According to an Intel update posted to its website, Xeon Phi, a series of processors that featured a radical new architecture for its time, has met its end. After a slow cadence of end of life (EOL) updates for the range of products designed for supercomputing and HPC, including the Xeon Phi 7200 Coprocessors, Intel has finally retired all of the descendants of its failed Larrabee GPU project.
Now it seems the mantle of high-performance acceleration falls to Intel's forthcoming Xe Graphics Architecture that is set to power the Aurora supercomputer.
Intel has now officially retired the 7295, 7285, and 7235 models that came with 72, 68, and 64 cores that dropped into the LGA3647 interface, with Intel citing that demand had shifted to other Intel products.
Knights Landing was the first product to come to market wielding Intel's new mesh topology, which connects 72 quad-threaded Silvermont-derived cores into one cohesive unit. The new mesh topology eventually filtered down into Intel's Purley, Skylake-X, and Cascade Lake processors. The Knight's Landing products featured 16GB of on-package MCDRAM (Multi-Channel DRAM) Micron HBM.
Intel’s followup Knights Hill products, which never came to market, have borne the blame for the delay of the Aurora supercomputer, which will now feature Intel’s Xe Graphics Architecture.
Intel claimed that Knights Mill's single- and half-precision support helped power up to 4x the deep learning performance of its predecessor.
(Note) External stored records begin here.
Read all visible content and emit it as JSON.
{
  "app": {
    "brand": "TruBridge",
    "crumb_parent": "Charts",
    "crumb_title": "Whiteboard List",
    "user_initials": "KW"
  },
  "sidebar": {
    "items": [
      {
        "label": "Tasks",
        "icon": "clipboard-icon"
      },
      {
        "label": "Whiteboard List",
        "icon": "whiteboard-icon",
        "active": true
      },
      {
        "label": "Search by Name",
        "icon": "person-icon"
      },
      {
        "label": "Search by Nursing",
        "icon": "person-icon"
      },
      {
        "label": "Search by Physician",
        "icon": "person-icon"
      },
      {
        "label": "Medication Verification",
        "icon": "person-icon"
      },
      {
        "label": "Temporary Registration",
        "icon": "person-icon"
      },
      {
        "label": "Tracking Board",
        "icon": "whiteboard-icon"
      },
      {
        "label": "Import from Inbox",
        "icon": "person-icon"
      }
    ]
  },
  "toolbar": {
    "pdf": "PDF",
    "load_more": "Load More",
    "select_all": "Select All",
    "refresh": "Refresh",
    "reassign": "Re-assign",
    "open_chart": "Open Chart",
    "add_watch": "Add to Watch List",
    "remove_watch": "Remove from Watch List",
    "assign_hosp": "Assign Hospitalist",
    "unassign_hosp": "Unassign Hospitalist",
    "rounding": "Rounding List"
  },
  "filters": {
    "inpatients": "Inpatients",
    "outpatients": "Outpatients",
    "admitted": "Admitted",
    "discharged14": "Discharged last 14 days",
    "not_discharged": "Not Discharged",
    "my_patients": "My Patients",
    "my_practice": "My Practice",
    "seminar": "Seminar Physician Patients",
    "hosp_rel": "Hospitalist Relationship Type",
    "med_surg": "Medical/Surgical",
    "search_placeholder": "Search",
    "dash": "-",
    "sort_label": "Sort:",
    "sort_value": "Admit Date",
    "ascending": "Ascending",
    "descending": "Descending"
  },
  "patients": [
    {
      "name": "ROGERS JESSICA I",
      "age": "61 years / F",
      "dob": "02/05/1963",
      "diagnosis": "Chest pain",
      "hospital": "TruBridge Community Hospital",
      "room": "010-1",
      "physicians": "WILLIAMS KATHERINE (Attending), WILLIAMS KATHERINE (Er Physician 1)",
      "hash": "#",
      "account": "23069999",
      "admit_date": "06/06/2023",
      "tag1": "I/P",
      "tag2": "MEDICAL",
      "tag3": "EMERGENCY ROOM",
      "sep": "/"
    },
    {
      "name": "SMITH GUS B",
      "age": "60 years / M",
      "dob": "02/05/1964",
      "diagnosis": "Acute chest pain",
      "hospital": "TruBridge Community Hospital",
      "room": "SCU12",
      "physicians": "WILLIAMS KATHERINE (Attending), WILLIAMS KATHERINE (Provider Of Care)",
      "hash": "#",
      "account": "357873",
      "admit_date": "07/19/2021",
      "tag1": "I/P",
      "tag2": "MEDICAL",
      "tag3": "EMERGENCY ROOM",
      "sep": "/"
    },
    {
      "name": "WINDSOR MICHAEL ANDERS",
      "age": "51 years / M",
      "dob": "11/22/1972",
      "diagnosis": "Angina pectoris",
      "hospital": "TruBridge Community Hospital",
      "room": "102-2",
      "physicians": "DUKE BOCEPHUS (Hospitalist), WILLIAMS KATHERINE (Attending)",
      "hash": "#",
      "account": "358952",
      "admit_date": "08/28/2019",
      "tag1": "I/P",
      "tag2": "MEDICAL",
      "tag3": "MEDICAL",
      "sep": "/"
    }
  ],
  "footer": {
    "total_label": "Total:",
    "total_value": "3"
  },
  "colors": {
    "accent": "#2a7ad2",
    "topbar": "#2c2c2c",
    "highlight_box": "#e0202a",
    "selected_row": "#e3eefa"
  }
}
Xeon Phi provided direct access to (up to) 400GB of memory, a tangible advantage over GPU memory limitations.
Intel has set July 31, 2020, as the last date for shipments.